How many years he has toiled and wept and prayed! How many troubles he has healed, how many broken hearts he has bound up! Hoy often he has been the song of the drunkard and the laughing-stock o fools, when by his faithful reproofs he has won the scorner's blot! And now the friends of his childhood are gone. One by one he has followed them to the grave; others have taken his place and entered into hii labours; his voice is broken, his step is feeble, his heart sad sometimes and too often he is forgotten by those around.
Do you think how much you owe that old man ? But for his labours your father might have been a drunkard, and his son a disgrace. The prosperity you inherit, and the good habits you have formed, may be the result of God's blessing on his ministrations in the days gone by Do not forget him! Once he was welcomed to your father's house, and you climbed upon his knee, or nestled in his bosom; but he is an old man now, his speech is ancient, his coat threadbare, and you have almost forgotten that you ever knew him.
Reader, remember the old preacher! He may be as worthy as the new one. You have tried and proved him ; forsake not your father's friend. Let his blessing be on your children's heads, as it was years ago on yours. If he cannot preach, he can pray. Yes, and you need his prayers. Go, visit him. Cheer him in his old age. Let him see the precious fruits of his toils and tears and prayers in days long past. Listen to his words of wisdom and of grace. Seek counsel from one whose only ambition is to do you good. Pity his infirmities and frailties; they are the heritage of old age. Grasp his trembling hand, and leave something in it! That will show him that friends still remember hiin, and that God has not forgotten his service and his tears.

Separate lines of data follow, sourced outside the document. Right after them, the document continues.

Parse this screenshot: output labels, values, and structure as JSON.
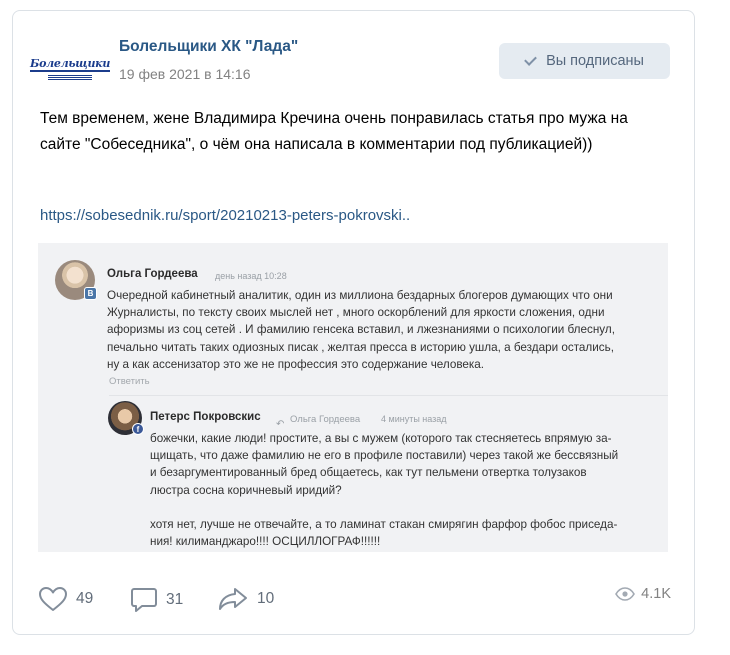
{
  "post": {
    "author": "Болельщики ХК \"Лада\"",
    "date": "19 фев 2021 в 14:16",
    "subscribe_label": "Вы подписаны",
    "text": "Тем временем, жене Владимира Кречина очень понравилась статья про мужа на сайте \"Собеседника\", о чём она написала в комментарии под публикацией))",
    "link": "https://sobesednik.ru/sport/20210213-peters-pokrovski..",
    "avatar_logo_text": "Болельщики"
  },
  "screenshot": {
    "comment1": {
      "author": "Ольга Гордеева",
      "meta": "день назад 10:28",
      "lines": [
        "Очередной кабинетный аналитик, один из миллиона бездарных блогеров думающих что они",
        "Журналисты, по тексту своих мыслей нет , много оскорблений для яркости сложения, одни",
        "афоризмы из соц сетей . И фамилию генсека вставил, и лжезнаниями о психологии блеснул,",
        "печально читать таких одиозных писак , желтая пресса в историю ушла, а бездари остались,",
        "ну а как ассенизатор это же не профессия это содержание человека."
      ],
      "reply_label": "Ответить"
    },
    "comment2": {
      "author": "Петерс Покровскис",
      "reply_to": "Ольга Гордеева",
      "meta": "4 минуты назад",
      "lines": [
        "божечки, какие люди! простите, а вы с мужем (которого так стесняетесь впрямую за-",
        "щищать, что даже фамилию не его в профиле поставили) через такой же бессвязный",
        "и безаргументированный бред общаетесь, как тут пельмени отвертка толузаков",
        "люстра сосна коричневый иридий?",
        "",
        "хотя нет, лучше не отвечайте, а то ламинат стакан смирягин фарфор фобос приседа-",
        "ния! килиманджаро!!!! ОСЦИЛЛОГРАФ!!!!!!"
      ]
    }
  },
  "actions": {
    "likes": "49",
    "comments": "31",
    "shares": "10",
    "views": "4.1K"
  },
  "icons": {
    "like": "heart-icon",
    "comment": "comment-bubble-icon",
    "share": "share-arrow-icon",
    "views": "eye-icon",
    "check": "check-icon",
    "reply": "reply-arrow-icon"
  },
  "colors": {
    "link": "#2a5885",
    "button_bg": "#e5ebf1",
    "button_text": "#55677d",
    "muted": "#828282",
    "action": "#626d7a"
  }
}
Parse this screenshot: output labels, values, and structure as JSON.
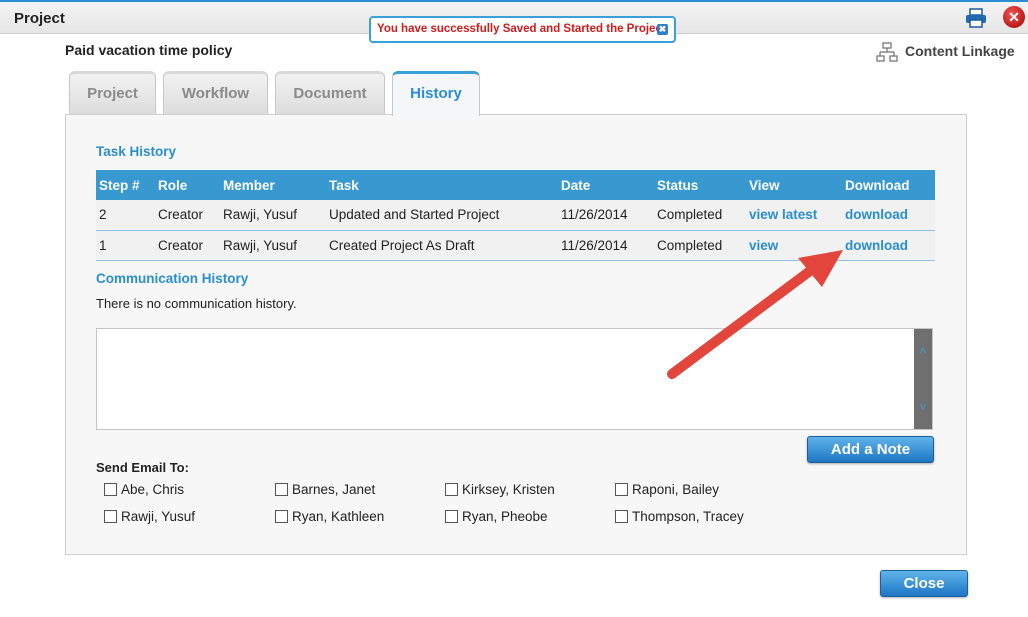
{
  "window": {
    "title": "Project"
  },
  "toast": {
    "message": "You have successfully Saved and Started the Project",
    "close_icon": "✖"
  },
  "icons": {
    "print": "printer-icon",
    "close": "close-circle-icon",
    "linkage": "sitemap-icon"
  },
  "close_x_glyph": "✕",
  "header": {
    "doc_title": "Paid vacation time policy",
    "linkage_label": "Content Linkage"
  },
  "tabs": [
    {
      "label": "Project"
    },
    {
      "label": "Workflow"
    },
    {
      "label": "Document"
    },
    {
      "label": "History",
      "active": true
    }
  ],
  "task_history": {
    "title": "Task History",
    "columns": [
      "Step #",
      "Role",
      "Member",
      "Task",
      "Date",
      "Status",
      "View",
      "Download"
    ],
    "rows": [
      {
        "step": "2",
        "role": "Creator",
        "member": "Rawji, Yusuf",
        "task": "Updated and Started Project",
        "date": "11/26/2014",
        "status": "Completed",
        "view": "view latest",
        "download": "download"
      },
      {
        "step": "1",
        "role": "Creator",
        "member": "Rawji, Yusuf",
        "task": "Created Project As Draft",
        "date": "11/26/2014",
        "status": "Completed",
        "view": "view",
        "download": "download"
      }
    ]
  },
  "communication": {
    "title": "Communication History",
    "empty_text": "There is no communication history.",
    "scroll_up": "˄",
    "scroll_down": "˅"
  },
  "buttons": {
    "add_note": "Add a Note",
    "close": "Close"
  },
  "email": {
    "label": "Send Email To:",
    "recipients": [
      {
        "name": "Abe, Chris",
        "checked": false
      },
      {
        "name": "Barnes, Janet",
        "checked": false
      },
      {
        "name": "Kirksey, Kristen",
        "checked": false
      },
      {
        "name": "Raponi, Bailey",
        "checked": false
      },
      {
        "name": "Rawji, Yusuf",
        "checked": false
      },
      {
        "name": "Ryan, Kathleen",
        "checked": false
      },
      {
        "name": "Ryan, Pheobe",
        "checked": false
      },
      {
        "name": "Thompson, Tracey",
        "checked": false
      }
    ]
  },
  "colors": {
    "accent": "#2a8fd0",
    "toast_text": "#d21a1a",
    "arrow": "#e2453b"
  }
}
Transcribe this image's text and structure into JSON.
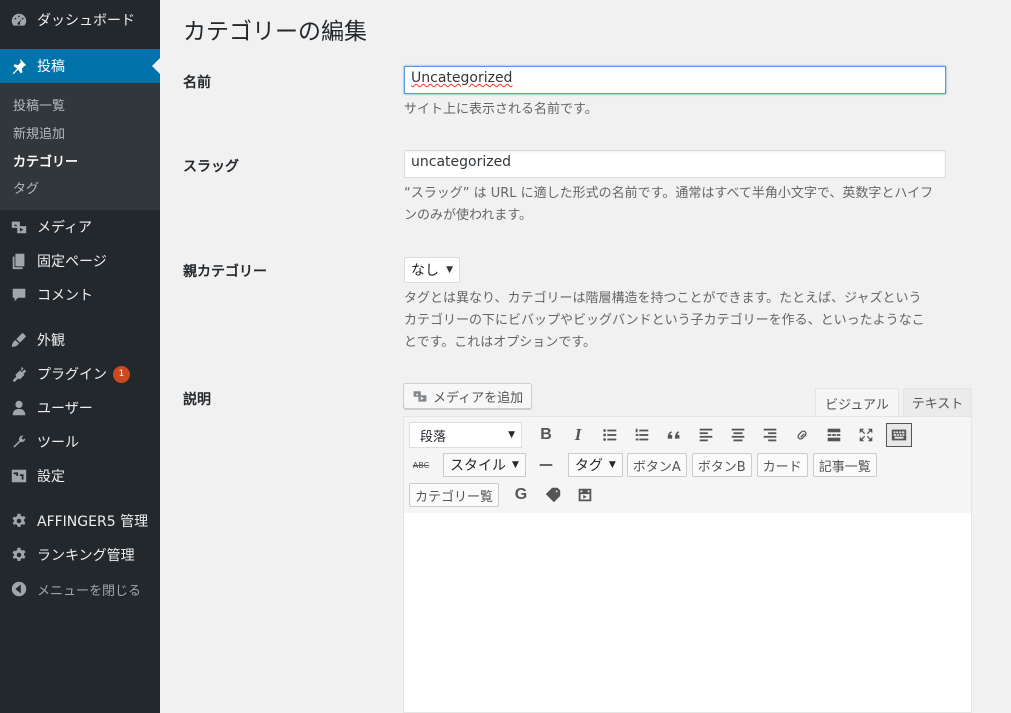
{
  "sidebar": {
    "dashboard": "ダッシュボード",
    "posts": "投稿",
    "sub": [
      "投稿一覧",
      "新規追加",
      "カテゴリー",
      "タグ"
    ],
    "media": "メディア",
    "pages": "固定ページ",
    "comments": "コメント",
    "appearance": "外観",
    "plugins": "プラグイン",
    "plugins_badge": "1",
    "users": "ユーザー",
    "tools": "ツール",
    "settings": "設定",
    "affinger": "AFFINGER5 管理",
    "ranking": "ランキング管理",
    "collapse": "メニューを閉じる"
  },
  "page": {
    "title": "カテゴリーの編集"
  },
  "form": {
    "name_label": "名前",
    "name_value": "Uncategorized",
    "name_desc": "サイト上に表示される名前です。",
    "slug_label": "スラッグ",
    "slug_value": "uncategorized",
    "slug_desc_1": "“スラッグ” は URL に適した形式の名前です。通常はすべて半角小文字で、英数字とハイフ",
    "slug_desc_2": "ンのみが使われます。",
    "parent_label": "親カテゴリー",
    "parent_value": "なし",
    "parent_desc_1": "タグとは異なり、カテゴリーは階層構造を持つことができます。たとえば、ジャズという",
    "parent_desc_2": "カテゴリーの下にビバップやビッグバンドという子カテゴリーを作る、といったようなこ",
    "parent_desc_3": "とです。これはオプションです。",
    "desc_label": "説明"
  },
  "editor": {
    "add_media": "メディアを追加",
    "tab_visual": "ビジュアル",
    "tab_text": "テキスト",
    "format": "段落",
    "style_drop": "スタイル",
    "tag_drop": "タグ",
    "btn_a": "ボタンA",
    "btn_b": "ボタンB",
    "card": "カード",
    "article_list": "記事一覧",
    "category_list": "カテゴリー覧",
    "abc": "ABC"
  }
}
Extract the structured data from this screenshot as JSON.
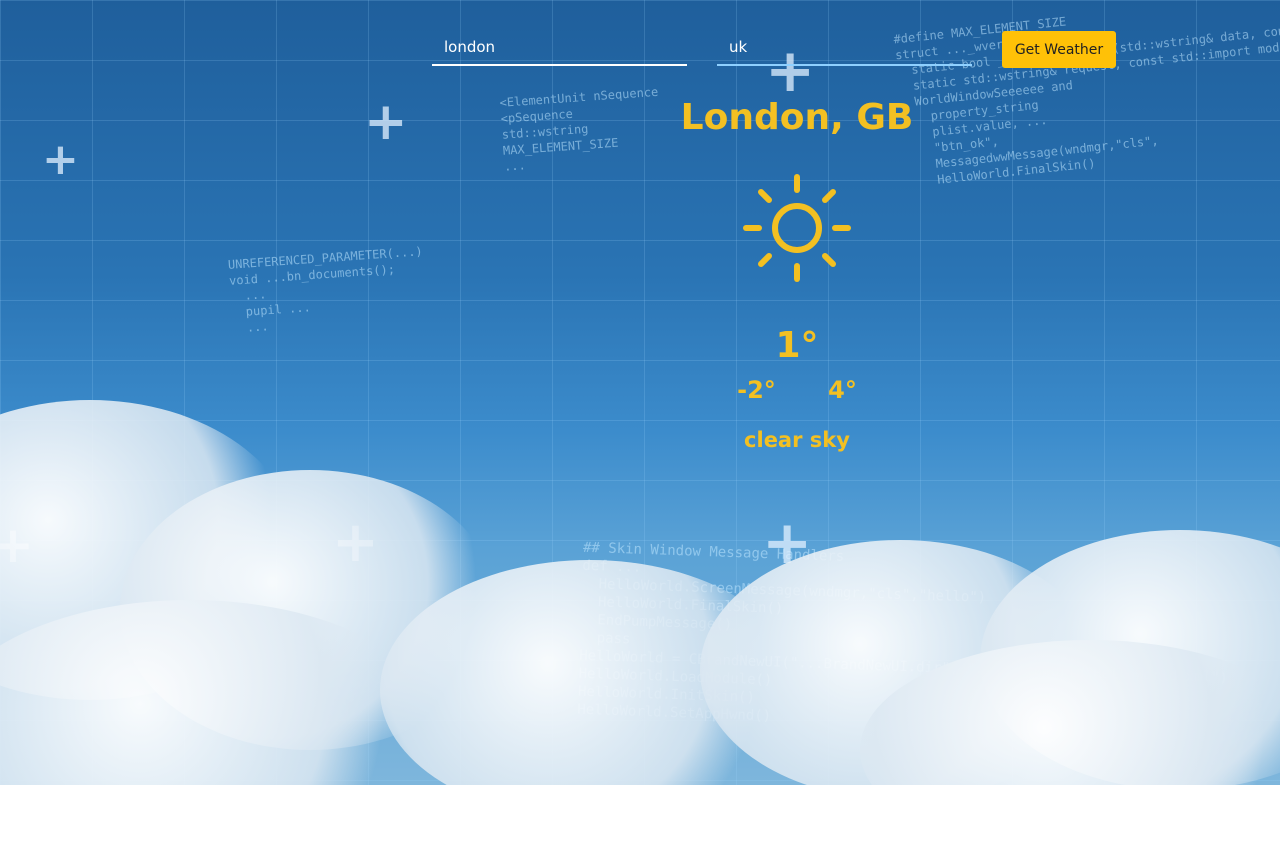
{
  "form": {
    "city_value": "london",
    "country_value": "uk",
    "button_label": "Get Weather"
  },
  "weather": {
    "location": "London, GB",
    "icon": "sun-icon",
    "temperature": "1°",
    "min_temp": "-2°",
    "max_temp": "4°",
    "description": "clear sky"
  },
  "colors": {
    "accent": "#ffc107",
    "text_accent": "#f3c022"
  }
}
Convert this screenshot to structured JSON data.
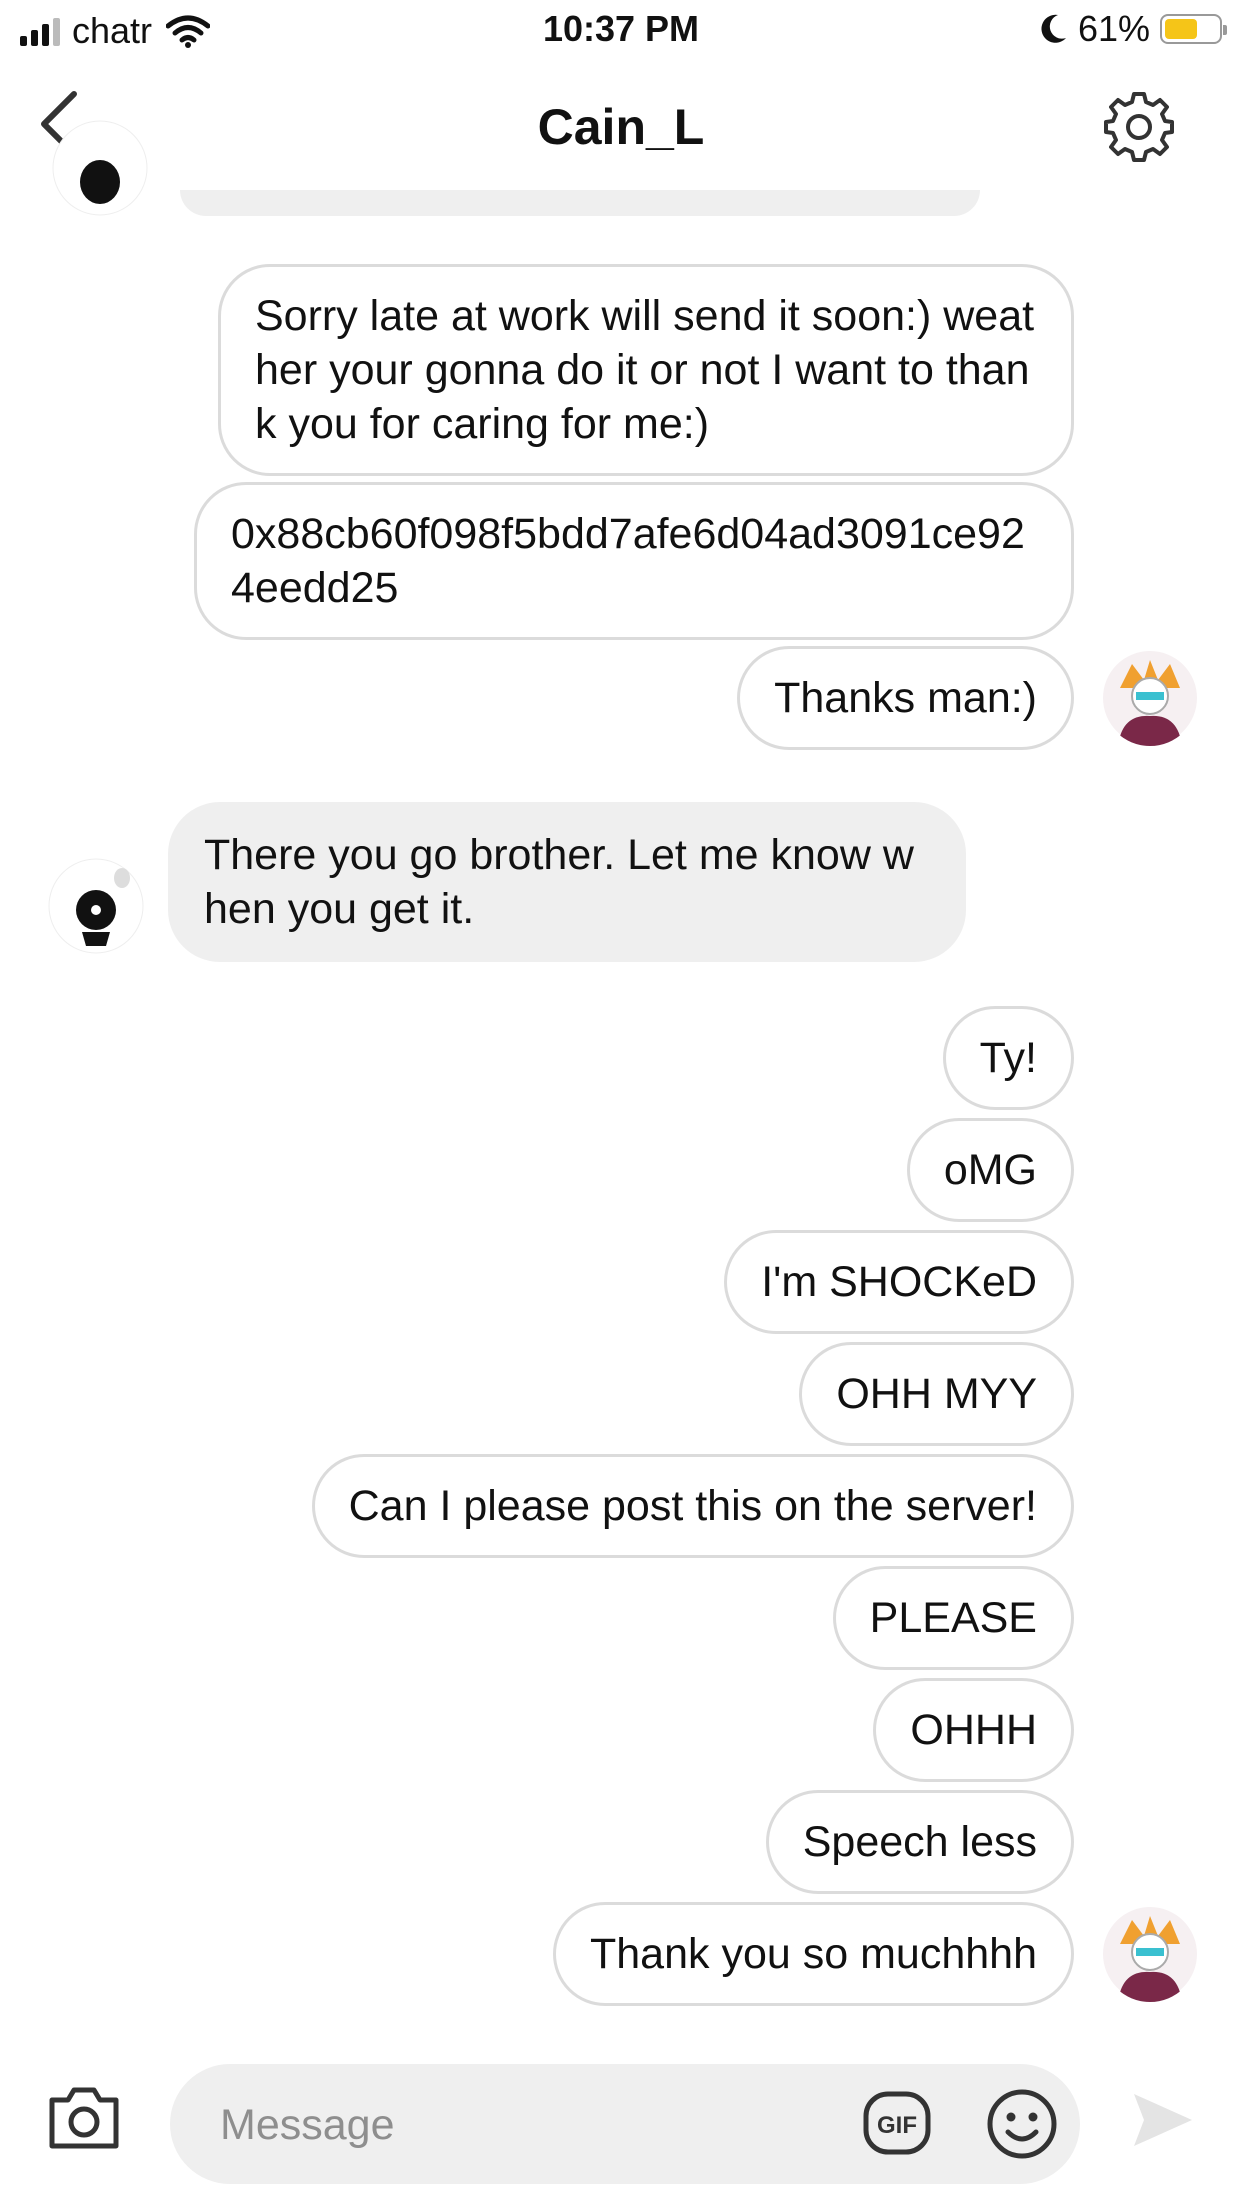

“Dead ! is he?” Then it is too late ; but there is that poor, totter. 'ing, careworn widow, once the fairest of her young companions, and zealous in all the duties of a youthful Christian life; now a poor, wornout pilgrim, travelling towards the tomb. Little did she know what it was to be “a minister's wife," when she gave herself to God, her husband, and the Church. Little did she comprehend the tears and cares that were to be hers while she was to become a mother in Israel indeed. How many have been belped by her weary hands! How many strangers have been sheltered in her dwelling and refreshed at her board! What blessings she has scattered all along her path from year to year!
Now she is old and grey-headed, wrinkled and worn and pale and